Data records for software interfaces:

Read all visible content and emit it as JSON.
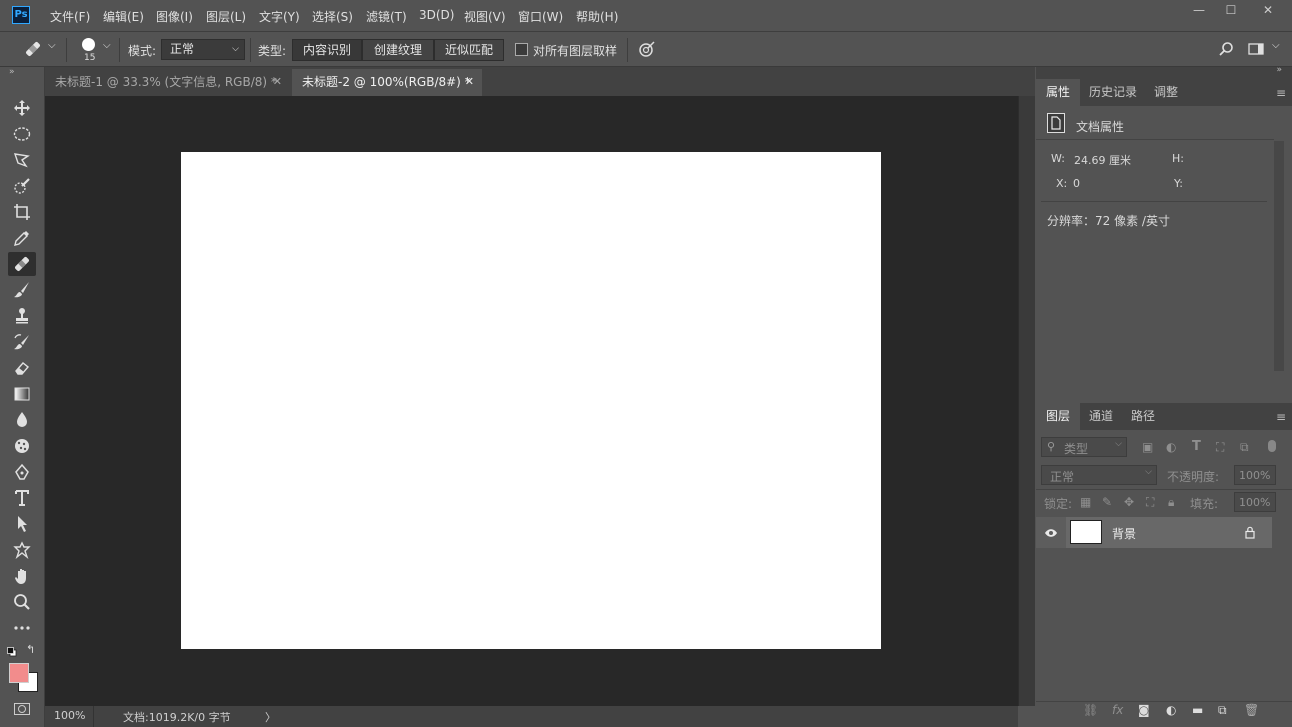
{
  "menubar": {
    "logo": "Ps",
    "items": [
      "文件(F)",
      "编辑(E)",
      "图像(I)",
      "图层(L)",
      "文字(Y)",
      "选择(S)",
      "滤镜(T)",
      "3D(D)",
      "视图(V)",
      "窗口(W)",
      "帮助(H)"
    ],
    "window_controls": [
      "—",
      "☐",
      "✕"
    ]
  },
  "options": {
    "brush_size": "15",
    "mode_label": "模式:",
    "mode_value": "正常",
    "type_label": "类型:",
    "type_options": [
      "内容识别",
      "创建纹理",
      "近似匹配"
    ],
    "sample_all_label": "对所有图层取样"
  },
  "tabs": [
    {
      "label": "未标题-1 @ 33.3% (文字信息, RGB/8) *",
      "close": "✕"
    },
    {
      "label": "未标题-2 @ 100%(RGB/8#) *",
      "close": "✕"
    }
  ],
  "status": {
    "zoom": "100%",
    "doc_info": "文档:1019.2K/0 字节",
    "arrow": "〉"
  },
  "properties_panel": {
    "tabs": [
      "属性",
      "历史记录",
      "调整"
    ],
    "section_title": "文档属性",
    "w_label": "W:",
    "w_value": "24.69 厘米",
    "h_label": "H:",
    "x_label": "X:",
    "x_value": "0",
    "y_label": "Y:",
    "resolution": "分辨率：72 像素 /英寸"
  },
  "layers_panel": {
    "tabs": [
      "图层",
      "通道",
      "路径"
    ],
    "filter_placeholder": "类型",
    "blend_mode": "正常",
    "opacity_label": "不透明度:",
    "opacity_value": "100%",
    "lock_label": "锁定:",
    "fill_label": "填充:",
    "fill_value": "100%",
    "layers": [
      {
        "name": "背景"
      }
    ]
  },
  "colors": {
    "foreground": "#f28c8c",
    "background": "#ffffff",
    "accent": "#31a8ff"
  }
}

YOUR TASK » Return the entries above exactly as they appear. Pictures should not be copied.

SOLUTION FOR THIS EXERCISE »
Read all visible content and emit it as JSON.
{
  "menubar": {
    "logo": "Ps",
    "items": [
      "文件(F)",
      "编辑(E)",
      "图像(I)",
      "图层(L)",
      "文字(Y)",
      "选择(S)",
      "滤镜(T)",
      "3D(D)",
      "视图(V)",
      "窗口(W)",
      "帮助(H)"
    ],
    "window_controls": [
      "—",
      "☐",
      "✕"
    ]
  },
  "options": {
    "brush_size": "15",
    "mode_label": "模式:",
    "mode_value": "正常",
    "type_label": "类型:",
    "type_options": [
      "内容识别",
      "创建纹理",
      "近似匹配"
    ],
    "sample_all_label": "对所有图层取样"
  },
  "tabs": [
    {
      "label": "未标题-1 @ 33.3% (文字信息, RGB/8) *",
      "close": "✕"
    },
    {
      "label": "未标题-2 @ 100%(RGB/8#) *",
      "close": "✕"
    }
  ],
  "status": {
    "zoom": "100%",
    "doc_info": "文档:1019.2K/0 字节",
    "arrow": "〉"
  },
  "properties_panel": {
    "tabs": [
      "属性",
      "历史记录",
      "调整"
    ],
    "section_title": "文档属性",
    "w_label": "W:",
    "w_value": "24.69 厘米",
    "h_label": "H:",
    "x_label": "X:",
    "x_value": "0",
    "y_label": "Y:",
    "resolution": "分辨率：72 像素 /英寸"
  },
  "layers_panel": {
    "tabs": [
      "图层",
      "通道",
      "路径"
    ],
    "filter_placeholder": "类型",
    "blend_mode": "正常",
    "opacity_label": "不透明度:",
    "opacity_value": "100%",
    "lock_label": "锁定:",
    "fill_label": "填充:",
    "fill_value": "100%",
    "layers": [
      {
        "name": "背景"
      }
    ]
  },
  "colors": {
    "foreground": "#f28c8c",
    "background": "#ffffff",
    "accent": "#31a8ff"
  }
}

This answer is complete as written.